Reaching week 36 of pregnancy is a significant milestone in the journey to motherhood. As you near the finish line, you and your baby prepare for the big day – childbirth. This article will look into what week 36 of pregnancy entails, including the baby’s positioning for birth and essential developments inside the womb.
This article offers a detailed look into the baby’s critical developmental milestones during this week. It will also guide mothers-to-be in readying themselves mentally, physically, and logistically for the upcoming birth. During this week, the baby fine-tunes their survival skills, and parents need to think about both emotional and practical steps as they prepare for a life-changing event..
1. Baby’s Head Engages in the Pelvis
a. Understanding Engagement
By week 36 of pregnancy, many babies have already engaged, which means their heads have moved towards the pelvis, positioning them for a smoother birth. This movement is a positive sign, indicating that your baby is getting ready for delivery.
b. Lightening Sensation
As your baby’s head engages in the pelvis, you may notice a “lightening” sensation. This occurs when the baby’s pressure on your diaphragm is relieved, making breathing easier. However, it also means increased pressure on your bladder, resulting in more frequent trips to the restroom.
2. Baby’s Lungs Continue to Mature
a. The Importance of Lung Development
At week 36 of pregnancy, your baby’s lungs continue to mature. Developing functional lungs is crucial for your baby’s ability to breathe independently after birth. While the lungs are not fully mature yet, they are in a much better state than in earlier weeks.
b. Surfactant Production
One of the significant developments during this time is the surfactant production by your baby’s lungs. Surfactant is a substance that helps the air sacs in the lungs remain open, allowing for efficient gas exchange. This is essential for your baby’s ability to breathe effectively outside the womb.

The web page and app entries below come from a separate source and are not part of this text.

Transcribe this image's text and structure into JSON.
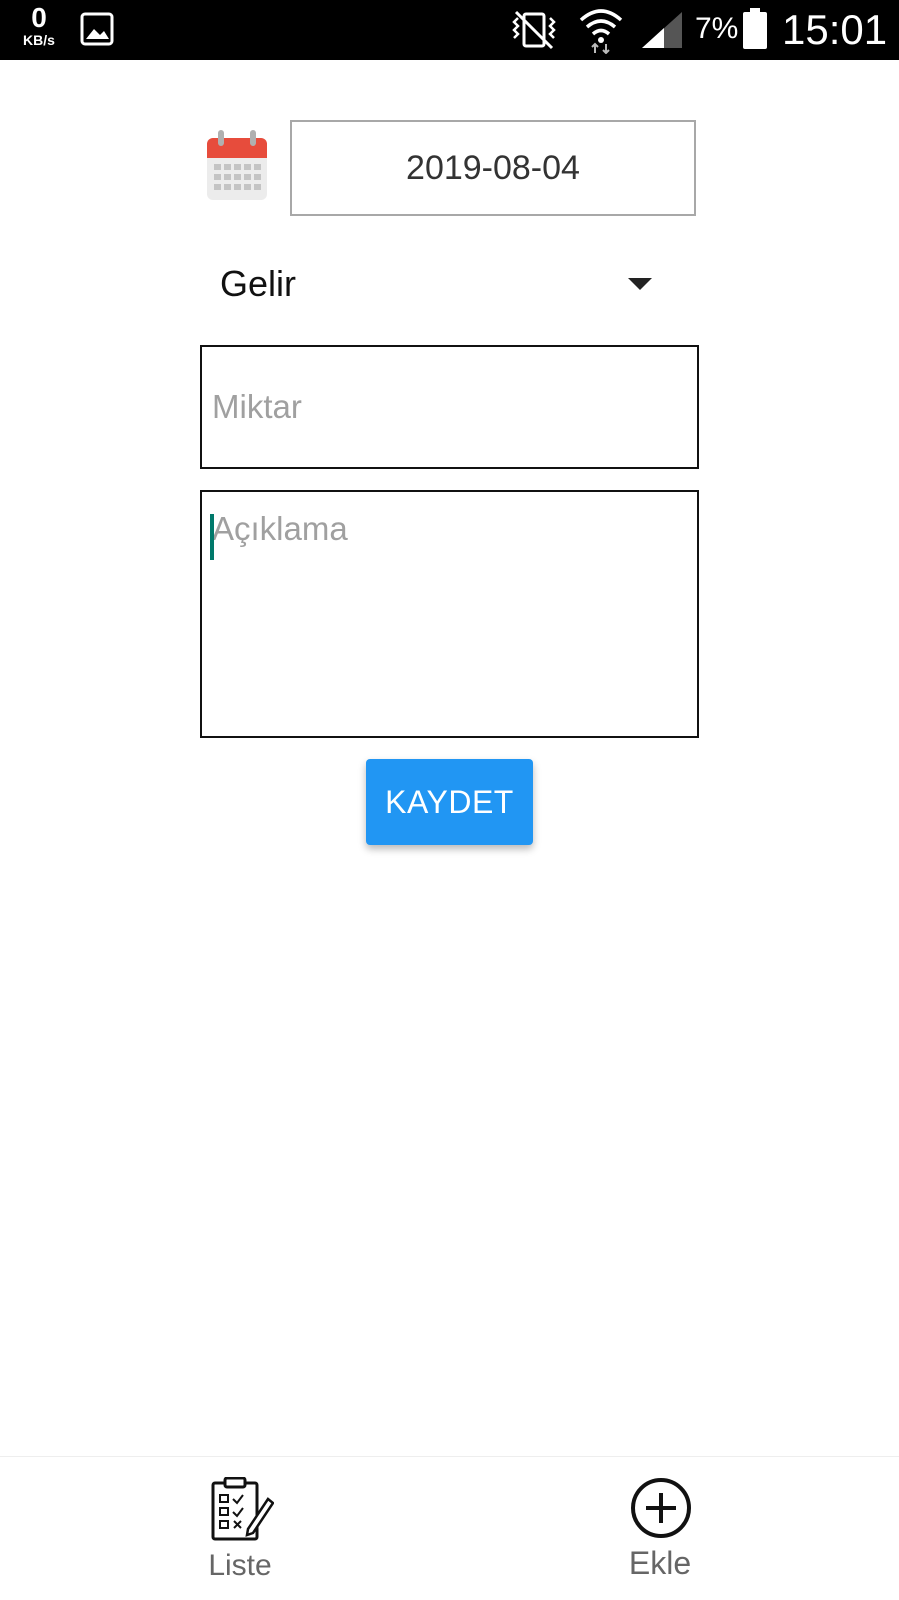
{
  "status_bar": {
    "speed_value": "0",
    "speed_unit": "KB/s",
    "battery_percent": "7%",
    "time": "15:01",
    "icons": [
      "gallery-icon",
      "vibrate-icon",
      "wifi-icon",
      "signal-icon",
      "battery-icon"
    ]
  },
  "form": {
    "date_value": "2019-08-04",
    "type_selected": "Gelir",
    "amount_placeholder": "Miktar",
    "description_placeholder": "Açıklama",
    "save_label": "KAYDET"
  },
  "bottom_nav": {
    "items": [
      {
        "label": "Liste",
        "icon": "checklist-icon"
      },
      {
        "label": "Ekle",
        "icon": "plus-circle-icon"
      }
    ]
  },
  "colors": {
    "primary_button": "#2196f3",
    "calendar_red": "#e74c3c",
    "cursor": "#00796b"
  }
}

3. The Baby’s Body Begins to Produce Surfactant
a. Surfactant’s Role in Lung Function
Surfactant production is a crucial step in your baby’s lung development. Without adequate surfactant, the air sacs in the lungs may collapse, making it difficult for your baby to breathe after birth. The surfactant production is a reassuring sign that your baby’s lungs are preparing to transition to life outside the womb.

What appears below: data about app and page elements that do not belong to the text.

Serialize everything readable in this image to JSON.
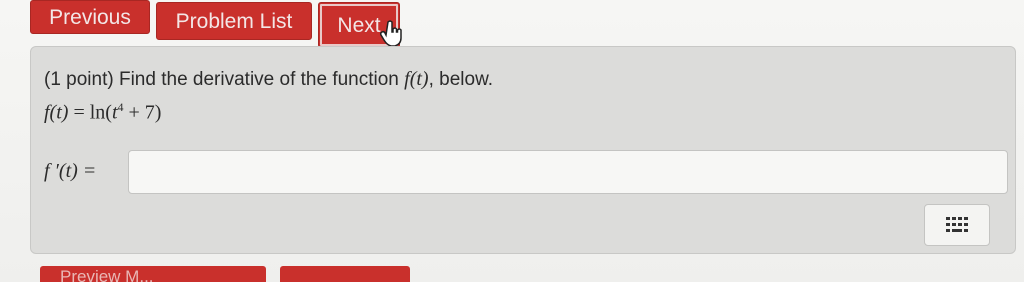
{
  "nav": {
    "previous_label": "Previous",
    "problem_list_label": "Problem List",
    "next_label": "Next"
  },
  "problem": {
    "prefix": "(1 point) Find the derivative of the function ",
    "func": "f(t)",
    "suffix": ", below.",
    "formula_lhs": "f(t)",
    "formula_eq": " = ln(",
    "formula_var": "t",
    "formula_exp": "4",
    "formula_tail": " + 7)"
  },
  "answer": {
    "label": "f ′(t) =",
    "value": ""
  },
  "bottom": {
    "left_label": "Preview M...",
    "right_label": ""
  },
  "colors": {
    "button_red": "#c9302c",
    "panel_gray": "#dcdcda"
  },
  "icons": {
    "cursor": "hand-pointer-icon",
    "toolbar": "equation-editor-icon"
  }
}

b. Surfactant Levels at Week 36
By week 36, most babies have surfactant levels sufficient for survival outside the womb. However, some premature babies born before this stage may require medical intervention. This intervention supports their lung function until their surfactant production is fully developed.
4. Preparing for Labor and Birth
a. Braxton Hicks Contractions
At week 36, you may experience Braxton Hicks contractions, often called “practice contractions.” These contractions help prepare your uterus for labor. While uncomfortable, they are typically not as intense or regular as true labor contractions.
b. Birth Plan and Preferences
This is an excellent time to discuss your birth plan and preferences with your doctor. Consider your options for pain management, labour positions, and any special requests you may have for the birth. Being prepared and informed can help reduce anxiety as your due date approaches.
5. Physical and Emotional Changes
a. Physical Discomforts
During week 36, you may experience increased physical discomfort. Common symptoms include backaches, swelling, and difficulty sleeping. Practising self-care is essential, and reaching out to your doctor for any concerns.
b. Emotional Preparation
As you approach your due date, you may experience mixed emotions, including excitement and anxiety. Engaging in relaxation techniques such as meditation, deep breathing, and prenatal yoga can help reduce anxiety and promote a calm state of mind.
Week 36 of pregnancy is a time of preparation for you and your baby. Your baby’s positioning for birth is a positive sign, and their lung development is progressing. As you navigate the physical and emotional changes, staying informed is essential. It is also important to maintain open communication with your doctor and focus on relaxation and self-care. By doing so, you will be better prepared for the momentous day when your little one enters the world.